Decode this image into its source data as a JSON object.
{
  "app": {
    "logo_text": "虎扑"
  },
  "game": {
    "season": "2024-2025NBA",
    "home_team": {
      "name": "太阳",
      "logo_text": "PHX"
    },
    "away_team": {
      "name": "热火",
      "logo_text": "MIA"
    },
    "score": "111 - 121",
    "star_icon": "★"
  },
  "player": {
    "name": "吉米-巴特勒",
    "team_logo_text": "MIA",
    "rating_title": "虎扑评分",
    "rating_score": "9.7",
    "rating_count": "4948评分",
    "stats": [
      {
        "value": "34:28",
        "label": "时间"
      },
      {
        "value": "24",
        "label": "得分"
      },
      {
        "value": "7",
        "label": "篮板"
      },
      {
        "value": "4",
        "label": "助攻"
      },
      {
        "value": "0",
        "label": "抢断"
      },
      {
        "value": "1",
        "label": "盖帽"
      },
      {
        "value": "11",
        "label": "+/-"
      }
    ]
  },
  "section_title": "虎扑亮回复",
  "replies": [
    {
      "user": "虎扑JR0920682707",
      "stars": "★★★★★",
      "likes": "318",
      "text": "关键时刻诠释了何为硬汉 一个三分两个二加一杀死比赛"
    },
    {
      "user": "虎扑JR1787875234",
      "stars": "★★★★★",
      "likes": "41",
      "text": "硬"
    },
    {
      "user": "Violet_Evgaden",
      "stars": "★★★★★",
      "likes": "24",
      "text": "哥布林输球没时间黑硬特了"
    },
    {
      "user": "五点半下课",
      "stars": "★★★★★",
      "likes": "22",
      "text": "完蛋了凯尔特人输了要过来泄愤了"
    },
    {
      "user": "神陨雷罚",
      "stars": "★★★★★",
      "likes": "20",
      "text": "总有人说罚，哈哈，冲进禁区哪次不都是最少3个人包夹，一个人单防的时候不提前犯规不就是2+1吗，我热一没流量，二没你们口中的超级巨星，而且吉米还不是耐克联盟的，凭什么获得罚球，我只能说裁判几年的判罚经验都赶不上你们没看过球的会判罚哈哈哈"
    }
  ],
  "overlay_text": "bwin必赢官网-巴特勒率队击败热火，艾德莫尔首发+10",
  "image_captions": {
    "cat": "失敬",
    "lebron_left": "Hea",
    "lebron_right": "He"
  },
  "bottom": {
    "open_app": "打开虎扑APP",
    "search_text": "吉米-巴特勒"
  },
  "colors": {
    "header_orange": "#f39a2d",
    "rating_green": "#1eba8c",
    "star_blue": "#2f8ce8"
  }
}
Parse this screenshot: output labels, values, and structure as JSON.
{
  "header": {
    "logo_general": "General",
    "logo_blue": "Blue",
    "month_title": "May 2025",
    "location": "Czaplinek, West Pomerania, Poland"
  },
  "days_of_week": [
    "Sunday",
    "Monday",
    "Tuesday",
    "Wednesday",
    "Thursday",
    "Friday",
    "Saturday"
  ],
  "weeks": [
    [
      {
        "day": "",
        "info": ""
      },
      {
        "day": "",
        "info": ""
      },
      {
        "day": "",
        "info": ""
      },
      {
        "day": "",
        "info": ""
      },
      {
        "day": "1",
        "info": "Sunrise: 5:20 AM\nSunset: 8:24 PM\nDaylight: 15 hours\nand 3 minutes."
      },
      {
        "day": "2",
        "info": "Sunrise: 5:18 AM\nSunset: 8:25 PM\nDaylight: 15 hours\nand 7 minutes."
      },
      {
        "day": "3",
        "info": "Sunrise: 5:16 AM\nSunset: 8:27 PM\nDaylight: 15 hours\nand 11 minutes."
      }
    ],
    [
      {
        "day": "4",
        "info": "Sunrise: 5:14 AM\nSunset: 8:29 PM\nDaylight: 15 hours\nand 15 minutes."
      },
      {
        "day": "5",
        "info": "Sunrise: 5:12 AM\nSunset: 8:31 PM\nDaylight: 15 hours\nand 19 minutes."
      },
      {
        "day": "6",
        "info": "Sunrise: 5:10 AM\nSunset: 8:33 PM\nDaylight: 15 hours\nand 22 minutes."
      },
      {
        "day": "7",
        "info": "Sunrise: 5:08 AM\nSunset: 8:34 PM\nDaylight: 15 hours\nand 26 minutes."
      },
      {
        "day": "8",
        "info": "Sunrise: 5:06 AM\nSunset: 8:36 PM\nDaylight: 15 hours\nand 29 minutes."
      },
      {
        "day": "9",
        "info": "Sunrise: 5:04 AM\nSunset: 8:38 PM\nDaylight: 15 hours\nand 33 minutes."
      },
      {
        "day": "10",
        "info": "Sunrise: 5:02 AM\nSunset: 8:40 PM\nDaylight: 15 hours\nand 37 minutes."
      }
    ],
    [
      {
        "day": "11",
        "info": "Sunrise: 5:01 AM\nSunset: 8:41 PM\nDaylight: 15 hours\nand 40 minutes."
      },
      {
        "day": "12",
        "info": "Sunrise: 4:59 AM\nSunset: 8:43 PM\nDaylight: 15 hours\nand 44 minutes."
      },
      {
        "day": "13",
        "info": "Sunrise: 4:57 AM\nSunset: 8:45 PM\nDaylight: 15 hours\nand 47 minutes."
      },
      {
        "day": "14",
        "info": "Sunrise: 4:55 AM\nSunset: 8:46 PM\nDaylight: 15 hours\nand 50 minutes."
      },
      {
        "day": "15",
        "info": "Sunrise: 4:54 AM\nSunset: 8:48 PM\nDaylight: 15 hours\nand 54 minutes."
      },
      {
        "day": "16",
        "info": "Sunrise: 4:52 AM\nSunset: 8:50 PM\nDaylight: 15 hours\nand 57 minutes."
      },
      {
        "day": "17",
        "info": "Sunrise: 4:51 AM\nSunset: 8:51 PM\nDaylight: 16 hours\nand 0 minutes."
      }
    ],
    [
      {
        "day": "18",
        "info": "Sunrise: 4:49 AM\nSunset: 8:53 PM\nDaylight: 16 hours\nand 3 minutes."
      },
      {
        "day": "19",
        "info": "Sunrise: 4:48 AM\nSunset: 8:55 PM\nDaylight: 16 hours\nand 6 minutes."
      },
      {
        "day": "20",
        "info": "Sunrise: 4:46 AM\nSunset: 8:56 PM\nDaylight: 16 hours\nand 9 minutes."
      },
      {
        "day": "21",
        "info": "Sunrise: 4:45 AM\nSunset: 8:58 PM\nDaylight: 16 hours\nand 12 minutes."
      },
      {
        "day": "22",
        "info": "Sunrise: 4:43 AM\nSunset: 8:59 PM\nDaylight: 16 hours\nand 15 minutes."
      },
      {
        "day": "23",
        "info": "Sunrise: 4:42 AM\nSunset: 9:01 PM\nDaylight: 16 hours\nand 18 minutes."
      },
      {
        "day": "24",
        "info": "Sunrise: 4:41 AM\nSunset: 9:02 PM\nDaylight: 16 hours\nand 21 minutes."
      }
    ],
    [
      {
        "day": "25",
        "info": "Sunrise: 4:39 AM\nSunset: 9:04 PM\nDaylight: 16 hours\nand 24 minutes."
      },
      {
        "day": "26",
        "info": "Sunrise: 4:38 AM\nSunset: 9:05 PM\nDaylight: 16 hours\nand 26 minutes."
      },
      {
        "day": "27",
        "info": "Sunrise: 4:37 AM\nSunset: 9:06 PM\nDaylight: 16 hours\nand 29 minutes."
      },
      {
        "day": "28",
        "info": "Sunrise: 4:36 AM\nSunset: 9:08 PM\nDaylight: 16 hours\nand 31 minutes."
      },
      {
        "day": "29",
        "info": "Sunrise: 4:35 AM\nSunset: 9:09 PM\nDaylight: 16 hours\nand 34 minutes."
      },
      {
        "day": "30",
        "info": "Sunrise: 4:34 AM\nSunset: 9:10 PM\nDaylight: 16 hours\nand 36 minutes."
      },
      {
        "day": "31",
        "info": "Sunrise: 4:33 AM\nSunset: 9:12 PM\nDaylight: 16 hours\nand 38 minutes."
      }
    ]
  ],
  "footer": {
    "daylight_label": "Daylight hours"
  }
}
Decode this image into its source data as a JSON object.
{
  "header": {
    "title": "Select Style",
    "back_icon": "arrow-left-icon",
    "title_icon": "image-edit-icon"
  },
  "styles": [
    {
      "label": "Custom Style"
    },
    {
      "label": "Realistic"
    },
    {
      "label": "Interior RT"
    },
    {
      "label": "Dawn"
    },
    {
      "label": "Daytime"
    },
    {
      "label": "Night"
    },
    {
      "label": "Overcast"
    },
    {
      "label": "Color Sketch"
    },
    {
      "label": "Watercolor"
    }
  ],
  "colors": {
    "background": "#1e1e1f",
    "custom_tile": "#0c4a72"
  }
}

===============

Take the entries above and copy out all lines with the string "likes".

      "likes": "318",
      "likes": "41",
      "likes": "24",
      "likes": "22",
      "likes": "20",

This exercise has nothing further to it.